▶ About this task
From the records below, copy out each line that has the word "JSON".
Listed entries section start
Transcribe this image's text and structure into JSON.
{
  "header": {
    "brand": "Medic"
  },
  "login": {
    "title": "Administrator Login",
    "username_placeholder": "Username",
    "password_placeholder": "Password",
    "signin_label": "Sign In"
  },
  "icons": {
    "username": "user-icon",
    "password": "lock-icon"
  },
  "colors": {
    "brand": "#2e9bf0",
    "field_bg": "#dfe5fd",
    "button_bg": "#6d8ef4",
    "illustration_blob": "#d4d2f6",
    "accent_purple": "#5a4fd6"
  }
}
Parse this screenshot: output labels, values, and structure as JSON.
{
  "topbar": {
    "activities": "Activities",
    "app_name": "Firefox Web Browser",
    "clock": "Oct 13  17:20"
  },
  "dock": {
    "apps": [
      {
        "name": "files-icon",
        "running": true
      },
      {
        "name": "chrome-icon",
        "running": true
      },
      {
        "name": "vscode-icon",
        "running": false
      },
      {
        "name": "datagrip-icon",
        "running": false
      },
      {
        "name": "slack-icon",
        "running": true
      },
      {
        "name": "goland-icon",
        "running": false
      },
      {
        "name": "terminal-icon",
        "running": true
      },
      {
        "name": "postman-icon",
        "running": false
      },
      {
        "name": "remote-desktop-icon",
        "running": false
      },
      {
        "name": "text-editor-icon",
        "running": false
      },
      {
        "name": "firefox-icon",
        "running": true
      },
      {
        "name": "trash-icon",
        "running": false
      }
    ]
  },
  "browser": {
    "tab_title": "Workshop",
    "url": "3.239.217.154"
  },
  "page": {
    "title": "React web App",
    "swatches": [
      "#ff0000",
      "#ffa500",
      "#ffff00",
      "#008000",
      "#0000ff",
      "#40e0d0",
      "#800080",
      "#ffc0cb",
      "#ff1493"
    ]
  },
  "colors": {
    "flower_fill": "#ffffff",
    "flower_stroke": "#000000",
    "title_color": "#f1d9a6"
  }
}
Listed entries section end
▶ Exercise solution
Transcribe this image's text and structure into JSON.
Parse this screenshot: output labels, values, and structure as JSON.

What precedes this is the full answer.